OSAKA (Reuters) - Tremendous in the second half against France, sensational in the first against Tonga, Argentina might just be contenders at this World Cup if they could only put a whole 80 minutes together.
One thing is for certain - they are leaving their coach Mario Ledesma as bemused as their opponents.
After trailing 20-3 at the break in their opener against France last week, the Pumas were on a mission to start well on Saturday against the Tongans in Pool C and they did not disappoint, scoring four tries inside the first half hour on the way to a 28-7 lead at halftime.
But a Tongan resurgence, coupled with the Pumas’ loss of focus, saw Mario Ledesma’s side fail to score for the rest of the game at the Hanazono Rugby Stadium, the only points of the second half coming courtesy of an unconverted try by the Pacific islanders.
Things could have been even worse for Argentina had referee Jaco Peyper taken a dimmer view of Tomas Lavanini’s reckless-looking, shoulder-high challenge on David Halaifonua as the Tongan powered toward the line in the last play of the first half.
Ledesma was at a loss to explain his side’s Jekyll-and-Hyde performances after the 28-12 win.
“My answer is the same as it was last week. If I knew the reason, this wouldn’t have happened again,” he told a media conference at the Hanazono Rugby Stadium.
“We made some substitutions (in the second half) and there were many chances that we couldn’t finish.
“We are in a vicious cycle.”
Defeat to France had left Argentina with an uphill task to avoid a pool-stage exit for the first time since 2003, and with group favourites England up next the only acceptable result for the Pumas on Saturday was a bonus-point win.
They secured that in a breathtaking display of forward play with hooker Julian Montoya scoring an early hat-trick of tires and winger Santiago Carreras grabbing the fourth with an intercept score.
“I think we were perfect in the first half,” added Ledesma.
“The maul was efficient and effective, and that was what we could not do in the previous match.”
Ledesma did not think his players had become complacent after they secured the bonus-point try but was concerned about the 29 tackles his team missed.
They will not be able to be so slack against England, he said, adding that Eddie Jones’s side would present an entirely different challenge in Tokyo in a week’s time.

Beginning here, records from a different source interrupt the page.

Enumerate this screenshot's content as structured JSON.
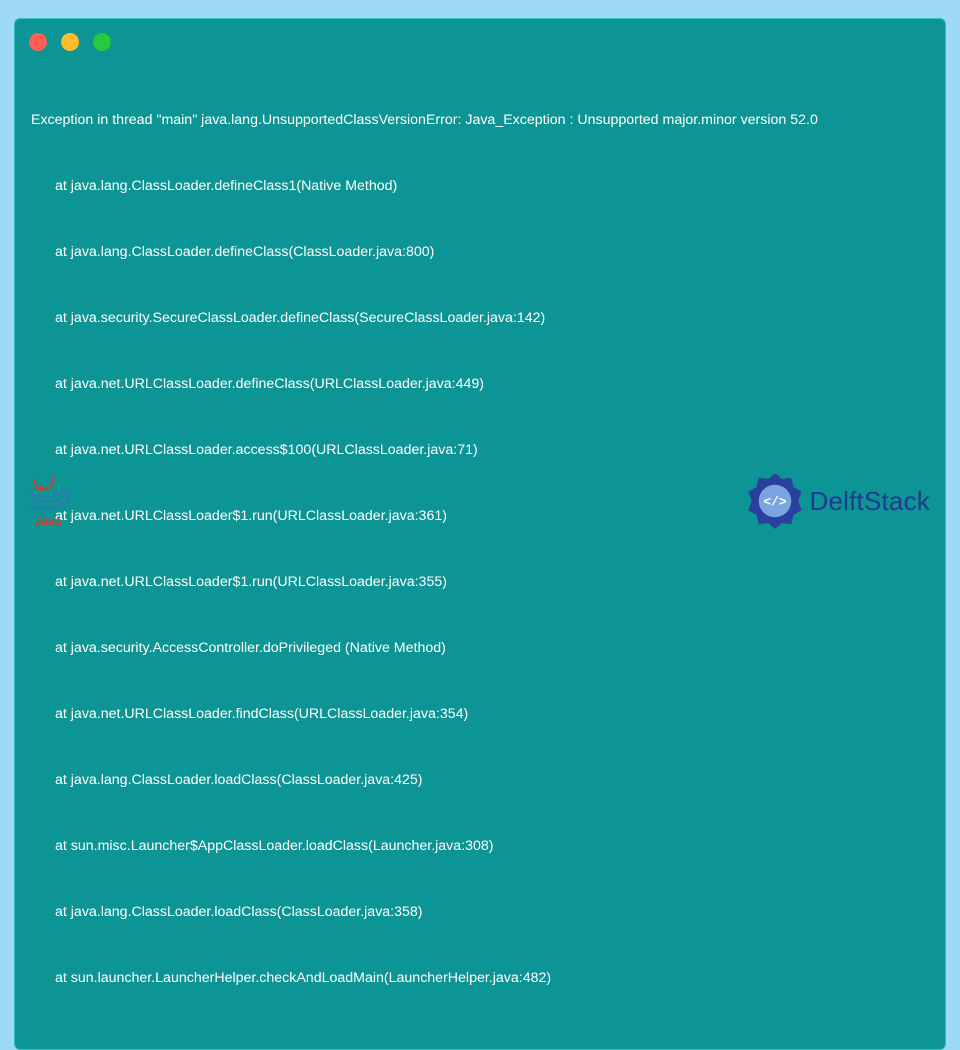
{
  "terminal": {
    "exception_header": "Exception in thread \"main\" java.lang.UnsupportedClassVersionError: Java_Exception : Unsupported major.minor version 52.0",
    "frames": [
      "at java.lang.ClassLoader.defineClass1(Native Method)",
      "at java.lang.ClassLoader.defineClass(ClassLoader.java:800)",
      "at java.security.SecureClassLoader.defineClass(SecureClassLoader.java:142)",
      "at java.net.URLClassLoader.defineClass(URLClassLoader.java:449)",
      "at java.net.URLClassLoader.access$100(URLClassLoader.java:71)",
      "at java.net.URLClassLoader$1.run(URLClassLoader.java:361)",
      "at java.net.URLClassLoader$1.run(URLClassLoader.java:355)",
      "at java.security.AccessController.doPrivileged (Native Method)",
      "at java.net.URLClassLoader.findClass(URLClassLoader.java:354)",
      "at java.lang.ClassLoader.loadClass(ClassLoader.java:425)",
      "at sun.misc.Launcher$AppClassLoader.loadClass(Launcher.java:308)",
      "at java.lang.ClassLoader.loadClass(ClassLoader.java:358)",
      "at sun.launcher.LauncherHelper.checkAndLoadMain(LauncherHelper.java:482)"
    ]
  },
  "footer": {
    "java_label": "Java",
    "delft_label": "DelftStack"
  },
  "colors": {
    "page_bg": "#9cd8f7",
    "terminal_bg": "#0d9494",
    "text": "#ffffff",
    "delft_blue": "#213a8f",
    "java_red": "#e83323",
    "java_blue": "#3174b8"
  }
}
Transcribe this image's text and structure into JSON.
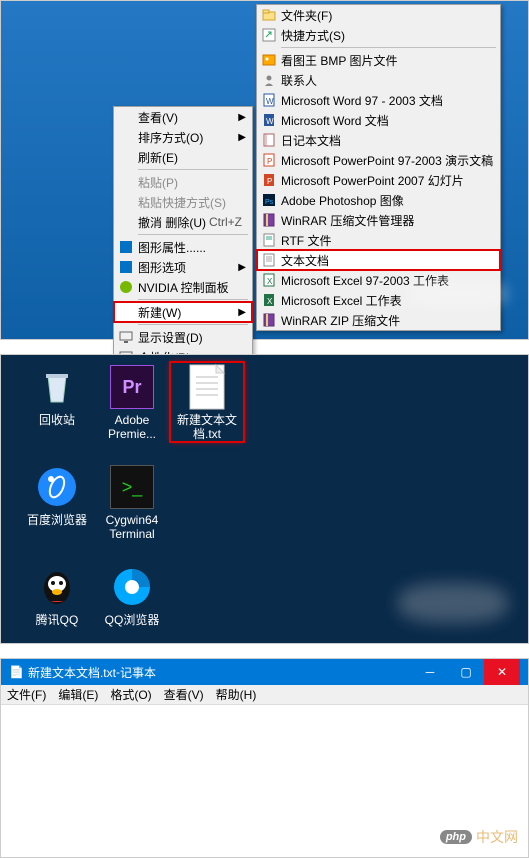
{
  "context_menu": {
    "items": [
      {
        "label": "查看(V)",
        "arrow": true
      },
      {
        "label": "排序方式(O)",
        "arrow": true
      },
      {
        "label": "刷新(E)"
      },
      "sep",
      {
        "label": "粘贴(P)",
        "disabled": true
      },
      {
        "label": "粘贴快捷方式(S)",
        "disabled": true
      },
      {
        "label": "撤消 删除(U)",
        "shortcut": "Ctrl+Z"
      },
      "sep",
      {
        "label": "图形属性......",
        "icon": "intel-icon"
      },
      {
        "label": "图形选项",
        "icon": "intel-icon",
        "arrow": true
      },
      {
        "label": "NVIDIA 控制面板",
        "icon": "nvidia-icon"
      },
      "sep",
      {
        "label": "新建(W)",
        "arrow": true,
        "highlight": true
      },
      "sep",
      {
        "label": "显示设置(D)",
        "icon": "display-icon"
      },
      {
        "label": "个性化(R)",
        "icon": "personalize-icon"
      }
    ]
  },
  "new_submenu": {
    "items": [
      {
        "label": "文件夹(F)",
        "icon": "folder-icon"
      },
      {
        "label": "快捷方式(S)",
        "icon": "shortcut-icon"
      },
      "sep",
      {
        "label": "看图王 BMP 图片文件",
        "icon": "bmp-icon"
      },
      {
        "label": "联系人",
        "icon": "contact-icon"
      },
      {
        "label": "Microsoft Word 97 - 2003 文档",
        "icon": "doc-icon"
      },
      {
        "label": "Microsoft Word 文档",
        "icon": "docx-icon"
      },
      {
        "label": "日记本文档",
        "icon": "journal-icon"
      },
      {
        "label": "Microsoft PowerPoint 97-2003 演示文稿",
        "icon": "ppt-icon"
      },
      {
        "label": "Microsoft PowerPoint 2007 幻灯片",
        "icon": "pptx-icon"
      },
      {
        "label": "Adobe Photoshop 图像",
        "icon": "psd-icon"
      },
      {
        "label": "WinRAR 压缩文件管理器",
        "icon": "rar-icon"
      },
      {
        "label": "RTF 文件",
        "icon": "rtf-icon"
      },
      {
        "label": "文本文档",
        "icon": "txt-icon",
        "highlight": true
      },
      {
        "label": "Microsoft Excel 97-2003 工作表",
        "icon": "xls-icon"
      },
      {
        "label": "Microsoft Excel 工作表",
        "icon": "xlsx-icon"
      },
      {
        "label": "WinRAR ZIP 压缩文件",
        "icon": "zip-icon"
      }
    ]
  },
  "desktop_icons": [
    {
      "name": "回收站",
      "name2": "",
      "type": "recycle-bin"
    },
    {
      "name": "Adobe",
      "name2": "Premie...",
      "type": "premiere"
    },
    {
      "name": "新建文本文",
      "name2": "档.txt",
      "type": "txtfile",
      "selected": true
    },
    {
      "name": "百度浏览器",
      "name2": "",
      "type": "baidu"
    },
    {
      "name": "Cygwin64",
      "name2": "Terminal",
      "type": "cygwin"
    },
    {
      "name": "腾讯QQ",
      "name2": "",
      "type": "qq"
    },
    {
      "name": "QQ浏览器",
      "name2": "",
      "type": "qqbrowser"
    }
  ],
  "notepad": {
    "title_filename": "新建文本文档.txt",
    "title_app": "记事本",
    "sep": " - ",
    "menu": [
      "文件(F)",
      "编辑(E)",
      "格式(O)",
      "查看(V)",
      "帮助(H)"
    ]
  },
  "watermark": {
    "badge": "php",
    "text": "中文网"
  }
}
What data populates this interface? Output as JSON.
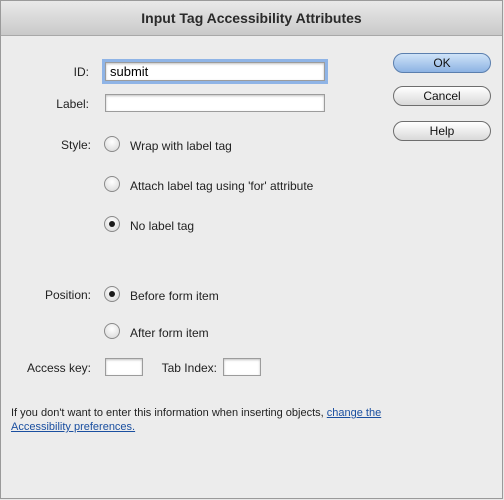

“They look sharp, physically really sharp, and it’s a big challenge. Having a game against England to qualify for the quarter-finals, it doesn’t get any bigger.”
Editing by Tony Lawrence